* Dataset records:
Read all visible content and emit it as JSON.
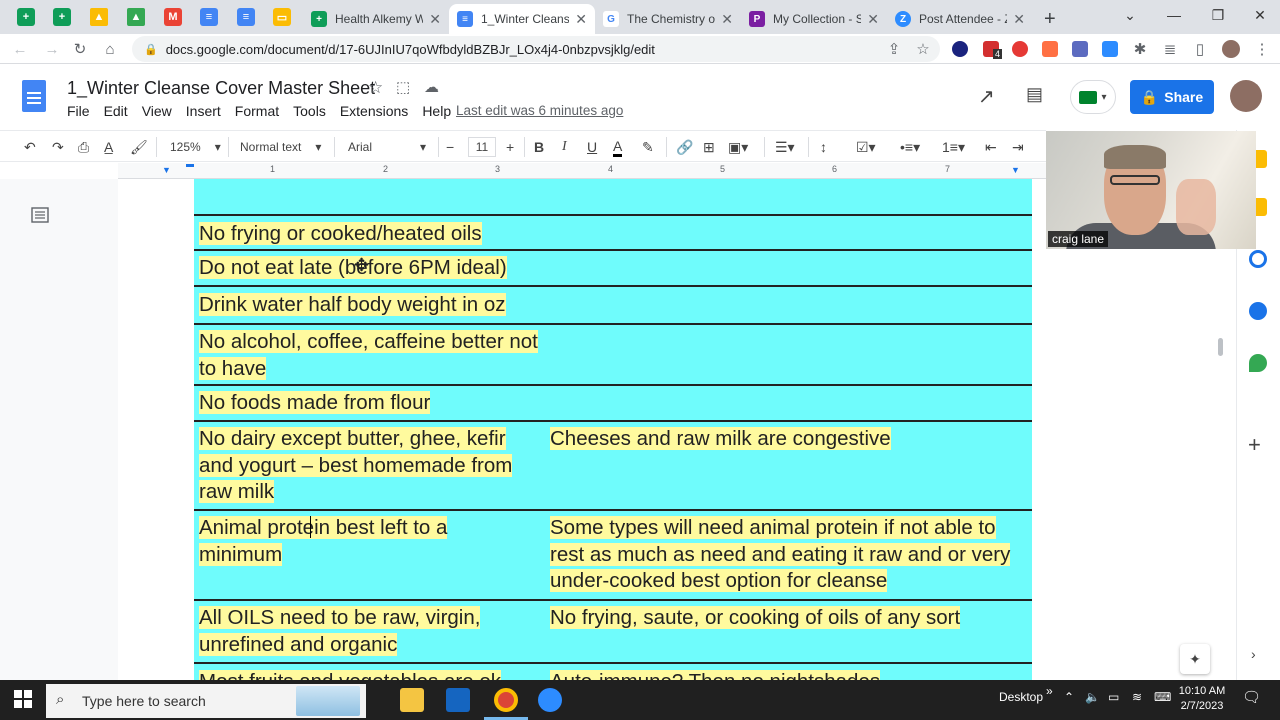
{
  "browser": {
    "tabs": [
      {
        "label": "Health Alkemy W",
        "color": "#0f9d58"
      },
      {
        "label": "1_Winter Cleanse",
        "color": "#4285f4"
      },
      {
        "label": "The Chemistry of",
        "color": "#4285f4"
      },
      {
        "label": "My Collection - S",
        "color": "#7b1fa2"
      },
      {
        "label": "Post Attendee - Z",
        "color": "#2d8cff"
      }
    ],
    "url": "docs.google.com/document/d/17-6UJInIU7qoWfbdyldBZBJr_LOx4j4-0nbzpvsjklg/edit",
    "ext_badge": "4"
  },
  "docs": {
    "title": "1_Winter Cleanse Cover Master Sheet",
    "menu": [
      "File",
      "Edit",
      "View",
      "Insert",
      "Format",
      "Tools",
      "Extensions",
      "Help"
    ],
    "last_edit": "Last edit was 6 minutes ago",
    "share_label": "Share",
    "zoom": "125%",
    "style": "Normal text",
    "font": "Arial",
    "font_size": "11",
    "ruler_numbers": [
      "1",
      "2",
      "3",
      "4",
      "5",
      "6",
      "7"
    ]
  },
  "table_rows": [
    {
      "left": "",
      "right": ""
    },
    {
      "left": "No frying or cooked/heated oils",
      "right": ""
    },
    {
      "left": "Do not eat late (before 6PM ideal)",
      "right": ""
    },
    {
      "left": "Drink water half body weight in oz",
      "right": ""
    },
    {
      "left": "No alcohol, coffee, caffeine better not to have",
      "right": ""
    },
    {
      "left": "No foods made from flour",
      "right": ""
    },
    {
      "left": "No dairy except butter, ghee, kefir and yogurt – best homemade from raw milk",
      "right": "Cheeses and raw milk are congestive"
    },
    {
      "left": "Animal protein best left to a minimum",
      "right": "Some types will need animal protein if not able to rest as much as need and eating it raw and or very under-cooked best option for cleanse"
    },
    {
      "left": "All OILS need to be raw, virgin, unrefined and organic",
      "right": "No frying, saute, or cooking of oils of any sort"
    },
    {
      "left": "Most fruits and vegetables are ok",
      "right": "Auto-immune? Then no nightshades"
    }
  ],
  "video": {
    "name": "craig lane"
  },
  "taskbar": {
    "search_placeholder": "Type here to search",
    "desktop_label": "Desktop",
    "time": "10:10 AM",
    "date": "2/7/2023"
  }
}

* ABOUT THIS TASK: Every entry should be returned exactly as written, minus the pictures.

* REPLY:
Read all visible content and emit it as JSON.
{
  "browser": {
    "tabs": [
      {
        "label": "Health Alkemy W",
        "color": "#0f9d58"
      },
      {
        "label": "1_Winter Cleanse",
        "color": "#4285f4"
      },
      {
        "label": "The Chemistry of",
        "color": "#4285f4"
      },
      {
        "label": "My Collection - S",
        "color": "#7b1fa2"
      },
      {
        "label": "Post Attendee - Z",
        "color": "#2d8cff"
      }
    ],
    "url": "docs.google.com/document/d/17-6UJInIU7qoWfbdyldBZBJr_LOx4j4-0nbzpvsjklg/edit",
    "ext_badge": "4"
  },
  "docs": {
    "title": "1_Winter Cleanse Cover Master Sheet",
    "menu": [
      "File",
      "Edit",
      "View",
      "Insert",
      "Format",
      "Tools",
      "Extensions",
      "Help"
    ],
    "last_edit": "Last edit was 6 minutes ago",
    "share_label": "Share",
    "zoom": "125%",
    "style": "Normal text",
    "font": "Arial",
    "font_size": "11",
    "ruler_numbers": [
      "1",
      "2",
      "3",
      "4",
      "5",
      "6",
      "7"
    ]
  },
  "table_rows": [
    {
      "left": "",
      "right": ""
    },
    {
      "left": "No frying or cooked/heated oils",
      "right": ""
    },
    {
      "left": "Do not eat late (before 6PM ideal)",
      "right": ""
    },
    {
      "left": "Drink water half body weight in oz",
      "right": ""
    },
    {
      "left": "No alcohol, coffee, caffeine better not to have",
      "right": ""
    },
    {
      "left": "No foods made from flour",
      "right": ""
    },
    {
      "left": "No dairy except butter, ghee, kefir and yogurt – best homemade from raw milk",
      "right": "Cheeses and raw milk are congestive"
    },
    {
      "left": "Animal protein best left to a minimum",
      "right": "Some types will need animal protein if not able to rest as much as need and eating it raw and or very under-cooked best option for cleanse"
    },
    {
      "left": "All OILS need to be raw, virgin, unrefined and organic",
      "right": "No frying, saute, or cooking of oils of any sort"
    },
    {
      "left": "Most fruits and vegetables are ok",
      "right": "Auto-immune? Then no nightshades"
    }
  ],
  "video": {
    "name": "craig lane"
  },
  "taskbar": {
    "search_placeholder": "Type here to search",
    "desktop_label": "Desktop",
    "time": "10:10 AM",
    "date": "2/7/2023"
  }
}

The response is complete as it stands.